[Provided data Boundary: Start]

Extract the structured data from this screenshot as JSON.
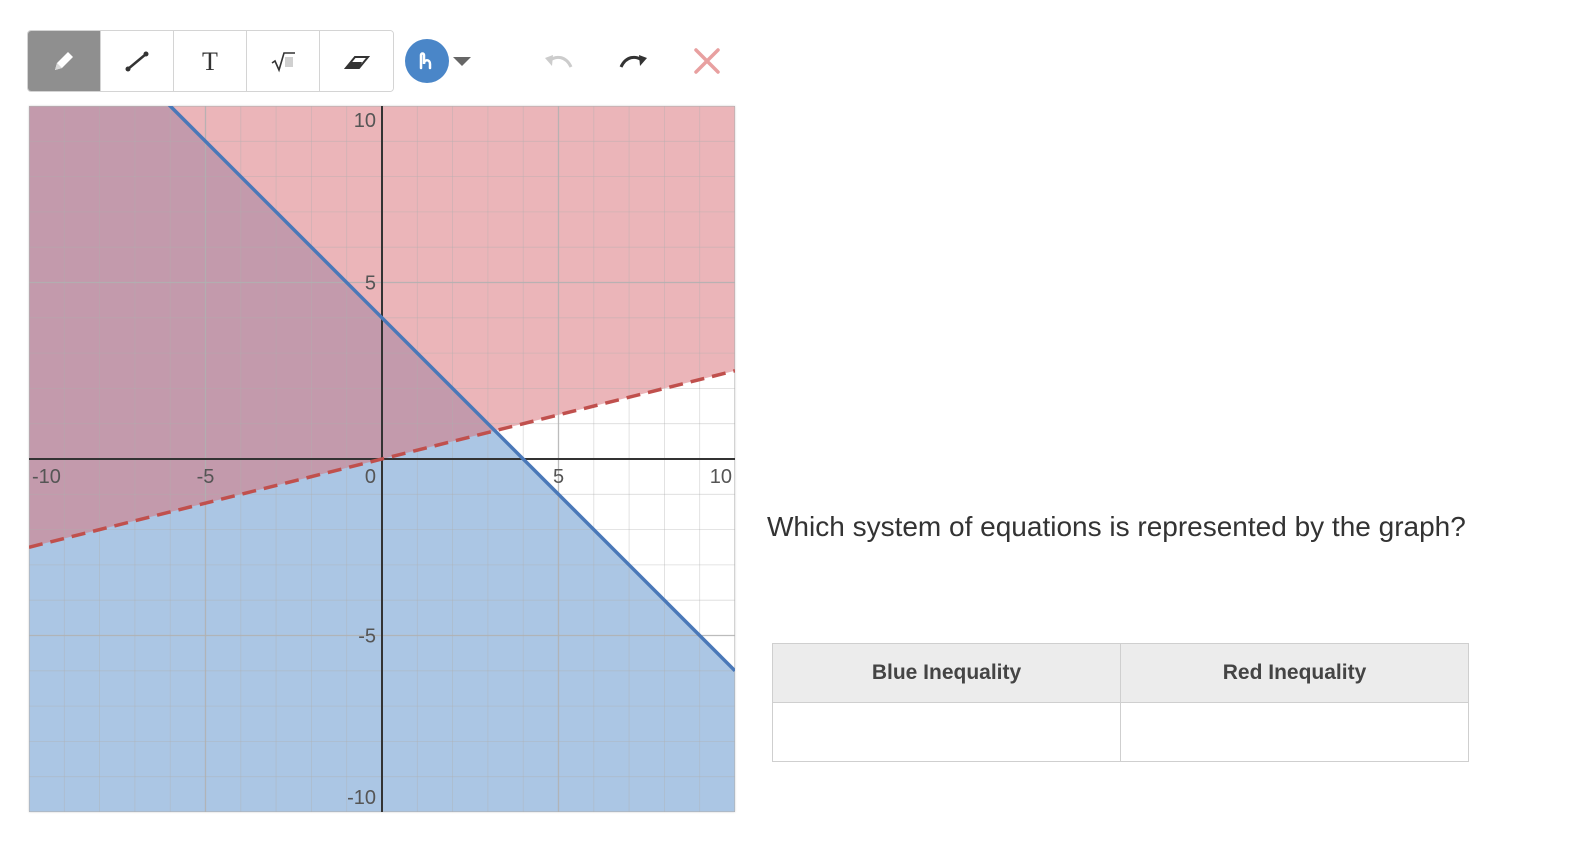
{
  "toolbar": {
    "tools": [
      {
        "name": "pencil",
        "icon": "pencil-icon",
        "active": true
      },
      {
        "name": "line",
        "icon": "line-icon",
        "active": false
      },
      {
        "name": "text",
        "icon": "text-icon",
        "label": "T",
        "active": false
      },
      {
        "name": "math",
        "icon": "sqrt-icon",
        "label": "√",
        "active": false
      },
      {
        "name": "eraser",
        "icon": "eraser-icon",
        "active": false
      }
    ],
    "color_picker": {
      "selected_color": "#4a86c8",
      "icon": "stroke-icon"
    },
    "undo": {
      "icon": "undo-icon",
      "enabled": false
    },
    "redo": {
      "icon": "redo-icon",
      "enabled": true
    },
    "clear": {
      "icon": "close-icon",
      "color": "#e8a0a0"
    }
  },
  "colors": {
    "blue_fill": "#4f88c6",
    "blue_line": "#4a78b8",
    "red_fill": "#d97278",
    "red_line": "#c0504d",
    "grid": "#b0b0b0",
    "axis": "#333333"
  },
  "question": "Which system of equations is represented by the graph?",
  "answer_table": {
    "headers": [
      "Blue Inequality",
      "Red Inequality"
    ],
    "rows": [
      [
        "",
        ""
      ]
    ]
  },
  "chart_data": {
    "type": "line",
    "xlim": [
      -10,
      10
    ],
    "ylim": [
      -10,
      10
    ],
    "grid": true,
    "tick_labels_x": [
      "-10",
      "-5",
      "0",
      "5",
      "10"
    ],
    "tick_labels_y": [
      "10",
      "5",
      "-5",
      "-10"
    ],
    "series": [
      {
        "color": "blue",
        "line": {
          "slope": -1,
          "intercept": 4
        },
        "line_style": "solid",
        "shading": "below"
      },
      {
        "color": "red",
        "line": {
          "slope": 0.25,
          "intercept": 0
        },
        "line_style": "dashed",
        "shading": "above"
      }
    ]
  }
}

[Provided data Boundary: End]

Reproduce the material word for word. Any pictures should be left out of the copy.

Extract the structured data from this screenshot as JSON.
{
  "toolbar": {
    "tools": [
      {
        "name": "pencil",
        "icon": "pencil-icon",
        "active": true
      },
      {
        "name": "line",
        "icon": "line-icon",
        "active": false
      },
      {
        "name": "text",
        "icon": "text-icon",
        "label": "T",
        "active": false
      },
      {
        "name": "math",
        "icon": "sqrt-icon",
        "label": "√",
        "active": false
      },
      {
        "name": "eraser",
        "icon": "eraser-icon",
        "active": false
      }
    ],
    "color_picker": {
      "selected_color": "#4a86c8",
      "icon": "stroke-icon"
    },
    "undo": {
      "icon": "undo-icon",
      "enabled": false
    },
    "redo": {
      "icon": "redo-icon",
      "enabled": true
    },
    "clear": {
      "icon": "close-icon",
      "color": "#e8a0a0"
    }
  },
  "colors": {
    "blue_fill": "#4f88c6",
    "blue_line": "#4a78b8",
    "red_fill": "#d97278",
    "red_line": "#c0504d",
    "grid": "#b0b0b0",
    "axis": "#333333"
  },
  "question": "Which system of equations is represented by the graph?",
  "answer_table": {
    "headers": [
      "Blue Inequality",
      "Red Inequality"
    ],
    "rows": [
      [
        "",
        ""
      ]
    ]
  },
  "chart_data": {
    "type": "line",
    "xlim": [
      -10,
      10
    ],
    "ylim": [
      -10,
      10
    ],
    "grid": true,
    "tick_labels_x": [
      "-10",
      "-5",
      "0",
      "5",
      "10"
    ],
    "tick_labels_y": [
      "10",
      "5",
      "-5",
      "-10"
    ],
    "series": [
      {
        "color": "blue",
        "line": {
          "slope": -1,
          "intercept": 4
        },
        "line_style": "solid",
        "shading": "below"
      },
      {
        "color": "red",
        "line": {
          "slope": 0.25,
          "intercept": 0
        },
        "line_style": "dashed",
        "shading": "above"
      }
    ]
  }
}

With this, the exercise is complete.